It’s a dense book, but all is worthwhile information for the developer who is just getting started in the industry. The material spans across all areas of “software construction” — that is, the process of implementation of the software project itself. Areas are not limited to the following: writing high quality methods/functions, variable naming, how to write clear loops, refactoring, debugging and being practical on trade-offs of performance and style (a short debate on GOTO is talked about here) during implementation.
There is a lot of material, and I won’t really spoil it all here. Just keep in mind that it isn’t a book where you would have to read cover-to-cover. I think it’s best read in pieces. Pick out the topics that interest you the most. For me, it was debugging. The scientific method type of approach to debugging described in this book has been my approach to debugging for years now… It has made me effective in fighting bugs and has made me a better team member in a software team overall.
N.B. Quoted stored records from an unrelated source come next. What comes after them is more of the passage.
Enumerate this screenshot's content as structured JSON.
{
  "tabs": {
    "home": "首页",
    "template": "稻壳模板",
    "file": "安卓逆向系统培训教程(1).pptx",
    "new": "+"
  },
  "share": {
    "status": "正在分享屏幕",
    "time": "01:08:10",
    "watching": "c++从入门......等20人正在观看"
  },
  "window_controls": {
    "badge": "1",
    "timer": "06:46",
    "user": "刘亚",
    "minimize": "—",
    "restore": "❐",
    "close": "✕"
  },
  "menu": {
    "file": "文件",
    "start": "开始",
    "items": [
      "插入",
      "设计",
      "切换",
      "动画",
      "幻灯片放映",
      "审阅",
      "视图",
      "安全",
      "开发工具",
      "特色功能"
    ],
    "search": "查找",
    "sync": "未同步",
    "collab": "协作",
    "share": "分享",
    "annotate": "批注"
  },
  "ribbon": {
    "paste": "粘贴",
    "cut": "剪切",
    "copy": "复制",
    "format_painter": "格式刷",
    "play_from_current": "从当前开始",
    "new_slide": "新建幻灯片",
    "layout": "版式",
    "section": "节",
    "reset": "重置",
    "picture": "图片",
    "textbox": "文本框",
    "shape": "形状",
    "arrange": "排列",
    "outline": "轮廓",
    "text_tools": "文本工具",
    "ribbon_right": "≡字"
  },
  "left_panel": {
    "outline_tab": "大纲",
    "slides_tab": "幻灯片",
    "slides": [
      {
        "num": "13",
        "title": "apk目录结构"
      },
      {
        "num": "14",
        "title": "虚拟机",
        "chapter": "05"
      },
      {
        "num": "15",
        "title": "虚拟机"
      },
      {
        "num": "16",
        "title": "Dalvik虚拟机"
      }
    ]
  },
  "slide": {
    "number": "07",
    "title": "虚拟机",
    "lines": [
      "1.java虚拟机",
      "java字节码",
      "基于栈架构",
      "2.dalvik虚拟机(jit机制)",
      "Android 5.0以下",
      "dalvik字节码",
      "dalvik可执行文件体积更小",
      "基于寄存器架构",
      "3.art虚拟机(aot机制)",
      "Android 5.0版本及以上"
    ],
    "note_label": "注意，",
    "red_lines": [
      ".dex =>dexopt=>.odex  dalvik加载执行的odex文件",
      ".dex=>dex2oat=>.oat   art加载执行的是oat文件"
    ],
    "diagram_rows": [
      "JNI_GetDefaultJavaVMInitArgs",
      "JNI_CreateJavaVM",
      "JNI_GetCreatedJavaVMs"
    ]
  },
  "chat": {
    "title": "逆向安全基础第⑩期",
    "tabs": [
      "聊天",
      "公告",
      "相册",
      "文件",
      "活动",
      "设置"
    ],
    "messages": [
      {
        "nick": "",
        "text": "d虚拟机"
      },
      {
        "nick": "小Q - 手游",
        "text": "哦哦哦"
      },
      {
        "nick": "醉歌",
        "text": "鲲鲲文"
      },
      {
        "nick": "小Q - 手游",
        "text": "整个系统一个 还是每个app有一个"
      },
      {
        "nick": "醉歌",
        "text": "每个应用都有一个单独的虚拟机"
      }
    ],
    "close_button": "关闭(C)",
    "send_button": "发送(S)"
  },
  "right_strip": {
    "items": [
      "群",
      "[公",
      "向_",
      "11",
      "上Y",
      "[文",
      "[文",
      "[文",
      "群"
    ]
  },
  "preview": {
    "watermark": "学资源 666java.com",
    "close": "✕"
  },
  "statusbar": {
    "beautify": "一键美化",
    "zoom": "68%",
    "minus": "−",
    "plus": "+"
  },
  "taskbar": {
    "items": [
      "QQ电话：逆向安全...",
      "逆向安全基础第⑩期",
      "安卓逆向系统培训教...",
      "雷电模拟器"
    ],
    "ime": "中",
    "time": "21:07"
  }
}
For the early-career developer, this is what I would almost consider, required reading.
Now, is this the book to read if you have lots of software development experience? Well, that depends. Ask yourself honestly… do you have 10 years of the same 1 year of experience? Or, do you have 10 years of cumulating experience where year-after-year, you are constantly improving yourself? If you are the former and look to moving onto the latter, then definitely read this book.
I've been programming in data analysis roles for a long time, but without a formal background in computer science or software engineering. I found this book to be a really nice introduction to fundamental software design principles, and it has definitely improved my programming. Some people say that data science / machine learning programming is too different from traditional programming to benefit from the same principles, but I disagree. If you do not have a formal background in software engineering, this book (along with Head First Design Patterns) will make you a better programmer.
I gave 4 stars instead of 5 because I would have liked to see more real-world examples of some of the concepts; also there is a good chunk of the book that is not all that relevant for my work. But overall I would still highly recommend this to those that program in their daily work but don't have a formal CS / software engineering background.